The patrol leaders say they hand the thief over to the police. But San Juan Sacatepequez's police chief, whose officers have effectively been marginalized by the citizen patrols, says there have been six vigilante killings in the 10 months he has been on the job — and an attempted lynching last month. Townspeople caught two Nicaraguans they said were thieves. They tied the men up, stripped them, beat them bloody, and paraded them around town.

"They were at the point of pouring gasoline on them and setting them on fire. But it was avoided when the police intervened," says Arbol Pavilla, local representative of the Office of the National Human Rights Ombudsman. "They were lucky. I saw the gas can with my own eyes."

Residents Welcome 'More Tranquility'

At midnight, a cafe owner invites the patrol in off the streets to warm themselves with coffee and tamales. The owner, Osmar Mancilla, sits by the griddle and considers how things have turned around in San Juan Sacatepequez.

"I have a brother-in-law who had a bad experience with extortion. It was a type of terrorism; they had him afraid all the time," Mancilla says.

"There was so much insecurity in the streets. When you'd leave your house, you never knew if you'd ever return. Since they started these patrols, thank God, things have changed. There's more tranquility," he says.

Did the street gangs flee San Juan Sacatepequez because of the night patrols' presence, or because of the message sent by the vigilante killings — in which gang members were publicly incinerated?

"It's sad, because I think there's divine justice, and the only one who can take a life is God. But there are extreme circumstances.

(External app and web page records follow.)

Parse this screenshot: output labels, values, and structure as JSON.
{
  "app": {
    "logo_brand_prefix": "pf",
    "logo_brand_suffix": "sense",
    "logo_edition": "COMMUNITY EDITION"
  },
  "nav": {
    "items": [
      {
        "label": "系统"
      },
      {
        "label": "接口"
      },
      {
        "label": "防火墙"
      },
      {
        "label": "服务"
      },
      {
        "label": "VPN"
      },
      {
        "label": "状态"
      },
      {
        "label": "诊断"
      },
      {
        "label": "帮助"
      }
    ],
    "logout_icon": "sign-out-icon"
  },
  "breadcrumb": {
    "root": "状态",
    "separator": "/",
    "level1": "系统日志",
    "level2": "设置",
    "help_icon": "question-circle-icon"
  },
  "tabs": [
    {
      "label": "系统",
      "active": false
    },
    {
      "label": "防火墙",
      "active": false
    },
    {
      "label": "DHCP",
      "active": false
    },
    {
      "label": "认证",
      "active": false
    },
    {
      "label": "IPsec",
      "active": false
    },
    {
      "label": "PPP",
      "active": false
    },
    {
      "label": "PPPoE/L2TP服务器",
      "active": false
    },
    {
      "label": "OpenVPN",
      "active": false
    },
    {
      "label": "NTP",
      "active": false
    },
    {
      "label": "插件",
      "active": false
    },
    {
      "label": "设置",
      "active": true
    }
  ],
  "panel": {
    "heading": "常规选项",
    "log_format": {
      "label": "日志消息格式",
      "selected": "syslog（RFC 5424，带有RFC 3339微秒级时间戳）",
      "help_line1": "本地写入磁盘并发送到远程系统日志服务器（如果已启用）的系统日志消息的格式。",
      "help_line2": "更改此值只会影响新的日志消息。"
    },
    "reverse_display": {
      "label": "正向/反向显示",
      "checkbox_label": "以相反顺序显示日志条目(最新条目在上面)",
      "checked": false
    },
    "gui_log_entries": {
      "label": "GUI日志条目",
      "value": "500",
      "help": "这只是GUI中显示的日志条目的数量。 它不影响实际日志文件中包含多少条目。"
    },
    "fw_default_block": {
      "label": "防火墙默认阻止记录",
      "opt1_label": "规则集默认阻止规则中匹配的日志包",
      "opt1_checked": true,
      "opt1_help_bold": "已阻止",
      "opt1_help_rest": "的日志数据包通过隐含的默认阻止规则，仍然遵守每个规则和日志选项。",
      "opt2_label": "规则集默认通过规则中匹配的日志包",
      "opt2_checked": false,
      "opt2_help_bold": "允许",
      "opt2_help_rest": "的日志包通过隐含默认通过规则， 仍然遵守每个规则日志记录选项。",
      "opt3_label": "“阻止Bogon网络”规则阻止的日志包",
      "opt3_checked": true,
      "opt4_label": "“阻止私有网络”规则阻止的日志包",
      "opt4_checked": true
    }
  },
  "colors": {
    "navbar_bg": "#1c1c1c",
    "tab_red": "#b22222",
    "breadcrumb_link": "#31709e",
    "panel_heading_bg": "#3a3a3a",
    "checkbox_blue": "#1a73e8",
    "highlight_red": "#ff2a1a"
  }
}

If the police protected the population, there wouldn't be the need for these measures," Mancilla says.

Government Encouraged 'Social Cleansing'

Back out on the street, a burly patroller in a ski mask, nicknamed "El Chino," says, "These people are human garbage. We don't want them around."

A few years ago, the Guatemalan government — frustrated at its police force's inability to control the gangs — encouraged limpieza social, or social cleansing. It was an overt message for communities to organize and dispose of gang members, whose numbers are today estimated at 80,000. What happened, wrote a newspaper columnist recently, was the creation of a societal "Frankenstein."

"The state cannot be plunged into a situation where there is no rule of law. We have a saying: The medicine can be worse than the illness," says Interior Minister Francisco Jimenez. "Social cleansing doesn't solve problems, because the result is impunity."

Jimenez says Guatemala is opening new academies to beef up its police force, which is currently less than half the size needed for a country of 13 million. Human-rights monitors accuse the police of condoning social cleansing, if not actually participating in it.

Meanwhile, Guatemala's wave of vigilantism is having its desired effect.

"We don't mess with the people in the provinces," says a 26-year-old former member of the notorious Mara Salvatrucha gang. "In San Juan, Xela, San Lucas, they're united. If they catch you, they'll pour on gasoline, light a match, and that's it."



Please keep your community civil. All comments must follow the Community rules and terms of use, and will be moderated prior to posting. NPR reserves the right to use the comments we receive, in whole or in part, and to use the commenter's name and location, in any medium. See also the Terms of Use, Privacy Policy and Community FAQ.

Support comes from: